Let’s compare that to a successful subscription business. As part of the research for my new book, I recently spoke with Dmitry Buterin, who is the founder of the subscription-based software company Wild Apricot, and who, up until recently, also ran a MasterMind group of other SaaS (Software as a Service) companies. Each month, the group met to discuss strategies for running a subscription business, and they regularly discussed the valuation multiples being offered to member companies. Buterin noted that the consensus valuation range being offered to his member companies was between 24 and 60 times monthly recurring revenue (MRR). Said another way, 2 to 5 times revenue.
Boris Wertz is a Vancouver-based entrepreneur turned venture capitalist who runs a fund called Version One Ventures. Version One has invested in a number of subscription businesses like Julep and FrontDesk. I spoke with Wertz about valuations, and he estimates the value of a successful subscription business even higher. According to Wertz, a subscription business doubling MRR every year might fetch 80 to100 times MRR.

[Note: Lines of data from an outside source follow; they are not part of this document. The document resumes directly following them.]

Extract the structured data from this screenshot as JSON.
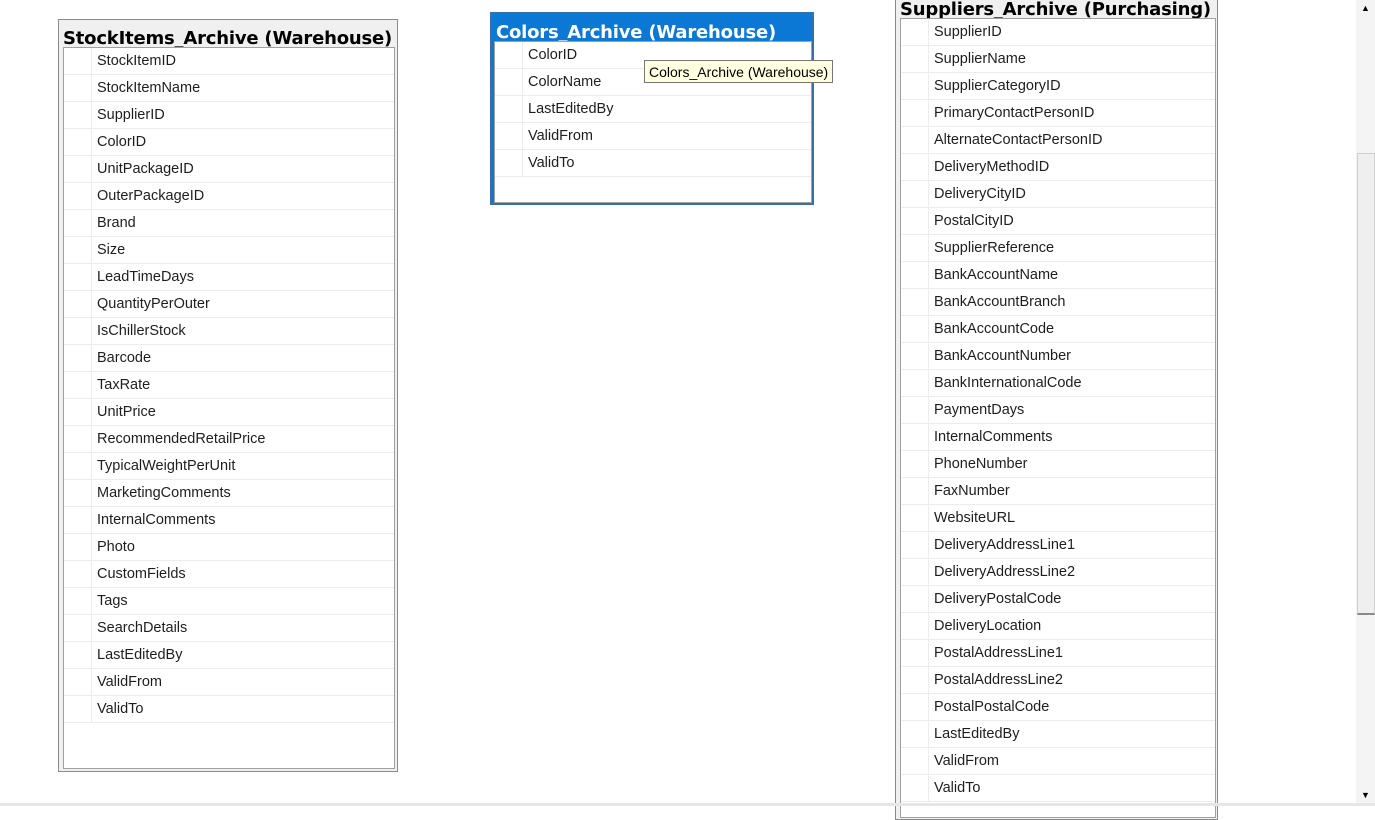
{
  "tables": [
    {
      "title": "StockItems_Archive (Warehouse)",
      "columns": [
        "StockItemID",
        "StockItemName",
        "SupplierID",
        "ColorID",
        "UnitPackageID",
        "OuterPackageID",
        "Brand",
        "Size",
        "LeadTimeDays",
        "QuantityPerOuter",
        "IsChillerStock",
        "Barcode",
        "TaxRate",
        "UnitPrice",
        "RecommendedRetailPrice",
        "TypicalWeightPerUnit",
        "MarketingComments",
        "InternalComments",
        "Photo",
        "CustomFields",
        "Tags",
        "SearchDetails",
        "LastEditedBy",
        "ValidFrom",
        "ValidTo"
      ]
    },
    {
      "title": "Colors_Archive (Warehouse)",
      "selected": true,
      "columns": [
        "ColorID",
        "ColorName",
        "LastEditedBy",
        "ValidFrom",
        "ValidTo"
      ]
    },
    {
      "title": "Suppliers_Archive (Purchasing)",
      "columns": [
        "SupplierID",
        "SupplierName",
        "SupplierCategoryID",
        "PrimaryContactPersonID",
        "AlternateContactPersonID",
        "DeliveryMethodID",
        "DeliveryCityID",
        "PostalCityID",
        "SupplierReference",
        "BankAccountName",
        "BankAccountBranch",
        "BankAccountCode",
        "BankAccountNumber",
        "BankInternationalCode",
        "PaymentDays",
        "InternalComments",
        "PhoneNumber",
        "FaxNumber",
        "WebsiteURL",
        "DeliveryAddressLine1",
        "DeliveryAddressLine2",
        "DeliveryPostalCode",
        "DeliveryLocation",
        "PostalAddressLine1",
        "PostalAddressLine2",
        "PostalPostalCode",
        "LastEditedBy",
        "ValidFrom",
        "ValidTo"
      ]
    }
  ],
  "tooltip": "Colors_Archive (Warehouse)",
  "scrollbar": {
    "up_icon": "▲",
    "down_icon": "▼"
  },
  "colors": {
    "selected_header": "#0a78d4",
    "tooltip_bg": "#ffffe1"
  }
}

In rare cases, a subscription company may even exceed Wertz’s 100 times MRR figure. Workday.com is a very fast-growth software company that sells a system that jams together your finance and HR department. Workday recently traded at a whopping 360 times MRR.
Salesforce.com, another publicly traded darling of the enterprise software space, was trading around 96 x MRR at the end of 2013.
Even mature, slower-growth subscription businesses sell for a significant premium. The company behind Ancestry.com was started back in 1983 and it came of age as a dot-com all the way back in the late 1990’s. By the end of 2012, Ancestry.com had two million subscribers, and the revenue across all of its sites was $487 million, up about 25% from the year before. On December 28, 2012, Ancestry.com was acquired for $1.5 billion or roughly 37 x their MRR of around $40.5 million.
Putting very large company valuation aside, the case for a subscription business is compelling. On the one hand, you can have a traditional business generating 10% pre-tax profit on $5 million in revenue with a value of around $2 million. On the other, you have a company that could be worth a whole lot more. Even if you use the lowest point on Buterin’s range, which is 24 times MRR, your $5 million dollar per year subscription business may be worth closer to $10 million ($5 million divided by 12 x 24).
Be one of the first 60 business owners to get a sneak preview of my new book
We’re going to dedicate a big chunk of the Built to Sell Workshop Feb 28-March 2 to setting up and running a subscription business (either to add a new revenue stream to your existing business or as a standalone business unit). It will be the first time I reveal some of the core ideas in the new book so I hope you’ll plan to attend. Sign up by January 31 and save $600.